Appeal from the Order of the Court of Common Pleas of Washington County in cases of Helen Segzda, Claimant, Widow of Anthony J. Segzdo v. Jones & Laughlin Steel Corporation, Vesta No. 4 Mine, California, Pennsylvania and Commonwealth of Pennsylvania, No. 213 January Term, 1968. Appeal transferred from the Superior Court of Pennsylvania to the Commonwealth Court of Pennsylvania.
Richard C. Witt, Special Assistant Attorney General, with him S. C. Vary, Assistant Attorney General, and J. Shane Creamer, Attorney General, for appellant.
Kenneth J. Yablonski, for appellee.
Judges Kramer, Manderino and Mencer, sitting as a panel of three. Opinion by Judge Kramer.

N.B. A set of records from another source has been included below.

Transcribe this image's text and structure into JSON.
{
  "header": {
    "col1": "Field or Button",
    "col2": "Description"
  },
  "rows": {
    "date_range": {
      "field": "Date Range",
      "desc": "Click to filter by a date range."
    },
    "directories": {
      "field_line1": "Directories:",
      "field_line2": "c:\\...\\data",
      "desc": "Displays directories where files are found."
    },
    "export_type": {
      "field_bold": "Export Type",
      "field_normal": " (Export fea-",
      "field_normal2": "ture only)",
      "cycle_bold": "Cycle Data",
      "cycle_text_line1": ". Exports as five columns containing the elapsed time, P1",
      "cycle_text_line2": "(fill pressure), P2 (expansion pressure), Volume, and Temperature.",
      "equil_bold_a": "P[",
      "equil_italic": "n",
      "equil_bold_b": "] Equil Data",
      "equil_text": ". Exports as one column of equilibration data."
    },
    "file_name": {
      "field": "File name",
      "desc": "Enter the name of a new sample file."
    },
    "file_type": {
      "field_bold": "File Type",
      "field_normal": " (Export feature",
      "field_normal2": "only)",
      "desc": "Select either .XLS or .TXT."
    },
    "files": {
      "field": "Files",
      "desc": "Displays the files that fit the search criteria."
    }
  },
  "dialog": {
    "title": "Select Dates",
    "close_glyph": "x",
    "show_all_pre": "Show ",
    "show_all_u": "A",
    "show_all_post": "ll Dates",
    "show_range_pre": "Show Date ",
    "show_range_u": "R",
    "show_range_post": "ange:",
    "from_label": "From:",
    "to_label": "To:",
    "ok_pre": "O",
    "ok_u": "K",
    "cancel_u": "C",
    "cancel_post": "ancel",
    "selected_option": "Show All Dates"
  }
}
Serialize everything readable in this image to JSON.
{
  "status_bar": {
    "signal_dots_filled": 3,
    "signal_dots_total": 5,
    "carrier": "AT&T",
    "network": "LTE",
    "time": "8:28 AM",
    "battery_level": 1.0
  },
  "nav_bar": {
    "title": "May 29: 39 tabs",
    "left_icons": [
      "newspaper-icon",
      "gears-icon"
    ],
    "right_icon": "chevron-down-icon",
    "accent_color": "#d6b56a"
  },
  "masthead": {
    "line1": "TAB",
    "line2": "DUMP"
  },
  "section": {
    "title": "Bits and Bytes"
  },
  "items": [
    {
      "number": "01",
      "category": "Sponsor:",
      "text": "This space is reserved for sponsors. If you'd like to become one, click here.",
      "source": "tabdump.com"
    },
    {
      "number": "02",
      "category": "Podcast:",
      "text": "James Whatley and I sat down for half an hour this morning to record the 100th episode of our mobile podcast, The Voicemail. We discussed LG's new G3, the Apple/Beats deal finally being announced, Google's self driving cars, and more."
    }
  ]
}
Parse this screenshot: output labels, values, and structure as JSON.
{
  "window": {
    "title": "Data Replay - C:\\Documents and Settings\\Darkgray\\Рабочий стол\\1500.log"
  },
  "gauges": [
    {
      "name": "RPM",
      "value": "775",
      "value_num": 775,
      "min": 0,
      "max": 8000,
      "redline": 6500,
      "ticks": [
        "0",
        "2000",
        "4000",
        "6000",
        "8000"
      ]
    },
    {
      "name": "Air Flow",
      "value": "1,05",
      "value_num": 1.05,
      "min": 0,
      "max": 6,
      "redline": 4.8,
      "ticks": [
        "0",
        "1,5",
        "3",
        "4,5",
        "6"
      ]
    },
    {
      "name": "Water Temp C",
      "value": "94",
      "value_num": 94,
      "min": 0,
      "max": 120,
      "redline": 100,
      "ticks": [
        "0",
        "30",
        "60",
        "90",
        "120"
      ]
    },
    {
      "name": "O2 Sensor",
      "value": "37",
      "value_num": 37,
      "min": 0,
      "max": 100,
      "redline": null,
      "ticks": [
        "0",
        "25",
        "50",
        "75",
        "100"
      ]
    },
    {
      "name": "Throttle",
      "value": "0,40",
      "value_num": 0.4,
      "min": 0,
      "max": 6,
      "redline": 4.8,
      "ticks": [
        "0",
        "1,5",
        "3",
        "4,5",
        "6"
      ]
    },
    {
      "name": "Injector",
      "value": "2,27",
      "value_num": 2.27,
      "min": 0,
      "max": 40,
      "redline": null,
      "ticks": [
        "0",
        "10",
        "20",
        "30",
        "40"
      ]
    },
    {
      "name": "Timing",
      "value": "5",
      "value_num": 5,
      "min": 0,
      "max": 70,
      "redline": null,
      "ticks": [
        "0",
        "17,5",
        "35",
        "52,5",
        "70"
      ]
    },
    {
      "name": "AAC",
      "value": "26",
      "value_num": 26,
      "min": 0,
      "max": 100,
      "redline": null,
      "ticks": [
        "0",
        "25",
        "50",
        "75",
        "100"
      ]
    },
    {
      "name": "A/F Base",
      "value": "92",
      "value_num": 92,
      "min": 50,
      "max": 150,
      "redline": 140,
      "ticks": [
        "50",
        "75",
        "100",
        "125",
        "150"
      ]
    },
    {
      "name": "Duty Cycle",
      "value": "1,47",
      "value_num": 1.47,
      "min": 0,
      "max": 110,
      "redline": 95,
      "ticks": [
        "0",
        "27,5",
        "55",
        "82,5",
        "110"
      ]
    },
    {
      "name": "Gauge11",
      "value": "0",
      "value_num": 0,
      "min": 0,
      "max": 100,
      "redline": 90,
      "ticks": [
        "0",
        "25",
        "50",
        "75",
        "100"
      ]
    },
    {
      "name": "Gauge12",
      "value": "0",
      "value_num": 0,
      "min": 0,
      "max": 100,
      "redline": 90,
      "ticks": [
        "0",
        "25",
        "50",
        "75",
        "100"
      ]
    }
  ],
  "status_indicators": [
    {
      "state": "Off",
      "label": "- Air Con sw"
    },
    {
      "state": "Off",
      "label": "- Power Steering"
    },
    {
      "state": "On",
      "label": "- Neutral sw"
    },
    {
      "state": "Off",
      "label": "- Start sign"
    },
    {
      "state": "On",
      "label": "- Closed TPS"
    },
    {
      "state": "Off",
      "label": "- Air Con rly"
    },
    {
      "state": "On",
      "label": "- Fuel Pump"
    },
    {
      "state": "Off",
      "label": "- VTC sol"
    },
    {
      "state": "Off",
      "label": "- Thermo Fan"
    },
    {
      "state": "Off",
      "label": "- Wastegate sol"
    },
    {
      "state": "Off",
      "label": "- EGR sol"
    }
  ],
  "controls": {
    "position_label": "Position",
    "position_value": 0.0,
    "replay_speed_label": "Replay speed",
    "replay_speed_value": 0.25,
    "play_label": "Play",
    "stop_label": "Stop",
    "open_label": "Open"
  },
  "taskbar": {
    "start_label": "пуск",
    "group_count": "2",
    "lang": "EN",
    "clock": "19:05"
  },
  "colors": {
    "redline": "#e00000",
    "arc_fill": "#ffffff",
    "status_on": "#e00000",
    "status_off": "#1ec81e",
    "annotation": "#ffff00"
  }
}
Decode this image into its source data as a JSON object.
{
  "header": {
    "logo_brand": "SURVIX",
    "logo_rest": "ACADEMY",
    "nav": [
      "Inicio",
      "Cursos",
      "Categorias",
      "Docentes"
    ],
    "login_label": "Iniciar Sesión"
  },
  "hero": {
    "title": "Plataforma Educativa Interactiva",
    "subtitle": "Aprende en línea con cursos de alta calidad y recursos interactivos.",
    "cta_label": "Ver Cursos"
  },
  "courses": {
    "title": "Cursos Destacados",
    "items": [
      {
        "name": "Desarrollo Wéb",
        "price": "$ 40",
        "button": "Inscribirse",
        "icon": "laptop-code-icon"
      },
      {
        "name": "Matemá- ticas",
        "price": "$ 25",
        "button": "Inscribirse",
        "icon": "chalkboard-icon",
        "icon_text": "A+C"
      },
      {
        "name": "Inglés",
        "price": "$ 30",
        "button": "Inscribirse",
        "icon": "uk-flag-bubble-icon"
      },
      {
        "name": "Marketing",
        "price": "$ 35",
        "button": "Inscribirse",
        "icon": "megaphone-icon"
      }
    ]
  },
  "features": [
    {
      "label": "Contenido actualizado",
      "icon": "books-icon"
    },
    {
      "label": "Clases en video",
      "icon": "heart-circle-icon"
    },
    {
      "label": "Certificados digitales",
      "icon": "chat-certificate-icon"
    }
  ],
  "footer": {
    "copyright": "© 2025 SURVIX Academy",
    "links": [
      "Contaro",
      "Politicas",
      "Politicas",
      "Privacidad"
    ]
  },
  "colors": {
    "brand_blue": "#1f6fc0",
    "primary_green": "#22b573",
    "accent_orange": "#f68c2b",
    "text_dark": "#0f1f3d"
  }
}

This is an appeal from an order of the Court of Common
Pleas of Washington County, dated August 17, 1970, reversing a decision of the Workmen's Compensation Board (Board). The Board had affirmed the findings of fact, conclusions of law, and order of the referee disallowing a claim for compensation under the Pennsylvania Occupational Disease Act, Act of June 21, 1939, P.L. 566, 77 P.S. 1201 et seq.
Anthony J. Segzda (Claimant) filed a claim petition under said Act on November 26, 1963, alleging that as a result of his employment with the Jones & Laughlin Steel Corporation in a hazardous occupation having a silica or anthraco-silica hazard, he suffered total occupational disability. At the time the Claimant filed his claim, he was 71 years old and had worked in the coal mines of Pennsylvania for about 45 years. Claimant worked in the Jones & Laughlin mines from 1944 through January 28, 1955, on which date he was dismissed for lack of work at the mines. The record clearly shows that the Claimant had been exposed to coal and rock dust during his last ten years in the employ of Jones & Laughlin. Subsequent to his dismissal on January 28, 1955, Claimant remained unemployed until his death on May 12, 1966, after which date his widow pursued the compensation claim.
The record indicates that, prior to his dismissal, the Claimant had experienced difficulty with his breathing in that he had a shortness of breath. He was treated by his family doctor on occasion for colds. On October 21, 1963, the Claimant was examined by a Dr. Goldman. The examination included a personal history, a physical examination, x-rays and pulmonary function studies. Dr. Goldman was of the opinion that Claimant was totally and permanently industrially incapacitated due to silicosis and emphysema. Neither Jones & Laughlin nor the Commonwealth denies that as of October 21, 1963, the diagnosis of Dr. Goldman is correct.
The problem arises in that Dr. Goldman, in arriving at his medical conclusions following the 1963 examination, had used a series of x-ray plates taken at the Centerville Clinic in the years 1958, 1960 and 1961. Dr. Goldman concluded that no later than January 1, 1959, and quite possibly earlier, Claimant was totally and permanently disabled as a result of silicosis. Dr. Goldman was the sole expert witness in this case inasmuch as the defendants presented no evidence whatsoever. Claimant was the only other witness.
At the conclusion of the Claimant's case, the attorney for the Commonwealth moved for a dismissal on the grounds that the Claimant had failed to prove his case. The referee before whom the testimony had been taken made findings of fact, inter alia, No. 7, which reads: "That after considering all the evidence in this case your Referee finds that the claimant has failed to prove by credible medical evidence that he was totally and permanently disabled from anthraco-silicosis occurring within four years of his last employment to an anthraco-silica hazard." The referee therefore concluded that the Claimant had failed to prove a compensable disability under the Act. The matter was appealed to the Workmen's Compensation Board, and the Board, in an opinion, affirmed the findings and conclusions of the referee. The Board stated: ". . . Dr. Goldman's opinion regarding disability as of January 1, 1959, despite his examination of x-rays taken within four years of Claimant's last employment, appears to us to be speculative and conjectural and not based upon a sound foundation." ...